The future is now.
Granted, the Alaska chips aren’t for sale just yet, but they are sampling to customers (“Sampling” in the chip world is akin to beta testing in software). The chip supports sixteen 50 Gbps ports, four 200 Gbps ports, and two 400 Gbps ports, which will quadruple network output. Even better, the new chips support both copper and fiber-optic wiring, as well as SerDes (long-reach serialization/deserialization) on system and line side interfaces, allowing OEMs to use the chips for wide-area interfaces.
Also of interest, the new chips use PAM4 (pulse-amplitude modulation), which is a four-level signaling scheme that’s designed to replace NRZ (non-return to zero) binary modulation, and even better, the new PAM4 protocol will be backwards compatible with NRZ hardware.
The port density on the new chip has been optimized to enable both Quad Small Form Factor Pluggable – Double Density and Octal Small Form Factor Pluggable port types for 500 GbE, 200 GbE, and 400 GbE deployments.
If all of those technical details make your head spin, not to worry. The short of it is that once these chips go mainstream, network output is going to increase dramatically, which means that network speeds are about to get even faster.

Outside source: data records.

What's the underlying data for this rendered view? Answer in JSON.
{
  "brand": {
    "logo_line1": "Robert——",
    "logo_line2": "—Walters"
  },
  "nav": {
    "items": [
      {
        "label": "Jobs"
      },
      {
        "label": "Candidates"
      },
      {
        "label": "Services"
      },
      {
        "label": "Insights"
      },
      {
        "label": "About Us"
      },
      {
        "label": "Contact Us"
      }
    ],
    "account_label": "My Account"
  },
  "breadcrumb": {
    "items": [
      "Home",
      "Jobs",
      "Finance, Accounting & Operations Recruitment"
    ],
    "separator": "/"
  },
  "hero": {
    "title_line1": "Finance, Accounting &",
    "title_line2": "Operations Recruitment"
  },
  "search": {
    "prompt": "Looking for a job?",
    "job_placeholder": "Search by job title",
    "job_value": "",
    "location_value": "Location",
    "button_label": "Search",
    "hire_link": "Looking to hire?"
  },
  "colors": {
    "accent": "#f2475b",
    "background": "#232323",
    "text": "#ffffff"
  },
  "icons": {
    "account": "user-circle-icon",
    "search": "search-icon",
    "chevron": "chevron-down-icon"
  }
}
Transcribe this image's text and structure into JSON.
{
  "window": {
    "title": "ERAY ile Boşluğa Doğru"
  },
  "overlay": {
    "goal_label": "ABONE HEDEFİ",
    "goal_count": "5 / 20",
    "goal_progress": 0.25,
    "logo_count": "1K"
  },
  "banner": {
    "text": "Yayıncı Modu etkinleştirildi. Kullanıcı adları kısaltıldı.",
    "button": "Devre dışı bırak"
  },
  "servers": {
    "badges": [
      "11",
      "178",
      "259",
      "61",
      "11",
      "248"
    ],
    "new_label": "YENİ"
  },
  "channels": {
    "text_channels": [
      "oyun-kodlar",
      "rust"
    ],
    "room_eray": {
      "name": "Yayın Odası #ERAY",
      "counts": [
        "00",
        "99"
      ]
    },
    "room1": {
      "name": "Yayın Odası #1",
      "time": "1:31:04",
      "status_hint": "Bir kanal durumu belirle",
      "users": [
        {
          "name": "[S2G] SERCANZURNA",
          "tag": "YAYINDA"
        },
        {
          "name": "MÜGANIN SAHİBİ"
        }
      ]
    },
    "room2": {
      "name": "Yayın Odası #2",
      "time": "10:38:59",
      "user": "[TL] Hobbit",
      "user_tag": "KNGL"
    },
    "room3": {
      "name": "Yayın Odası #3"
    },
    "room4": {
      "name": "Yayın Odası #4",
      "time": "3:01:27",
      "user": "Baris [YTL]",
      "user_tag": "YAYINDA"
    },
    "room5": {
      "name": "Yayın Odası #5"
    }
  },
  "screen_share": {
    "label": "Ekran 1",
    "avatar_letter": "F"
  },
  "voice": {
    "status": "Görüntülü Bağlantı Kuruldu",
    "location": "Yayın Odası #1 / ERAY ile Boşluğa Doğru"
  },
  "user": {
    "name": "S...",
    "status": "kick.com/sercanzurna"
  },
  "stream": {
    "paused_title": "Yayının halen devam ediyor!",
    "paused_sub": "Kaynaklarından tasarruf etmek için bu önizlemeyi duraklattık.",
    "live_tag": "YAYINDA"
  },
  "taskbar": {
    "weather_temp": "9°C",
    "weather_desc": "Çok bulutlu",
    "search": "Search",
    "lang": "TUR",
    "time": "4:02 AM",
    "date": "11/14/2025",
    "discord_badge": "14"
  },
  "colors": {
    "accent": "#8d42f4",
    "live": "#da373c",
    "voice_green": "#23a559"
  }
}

Unless you run or manage a huge data center, you’ll probably never have direct contact with these chips. However, as big data centers begin deploying them, you’ll absolutely see the benefits.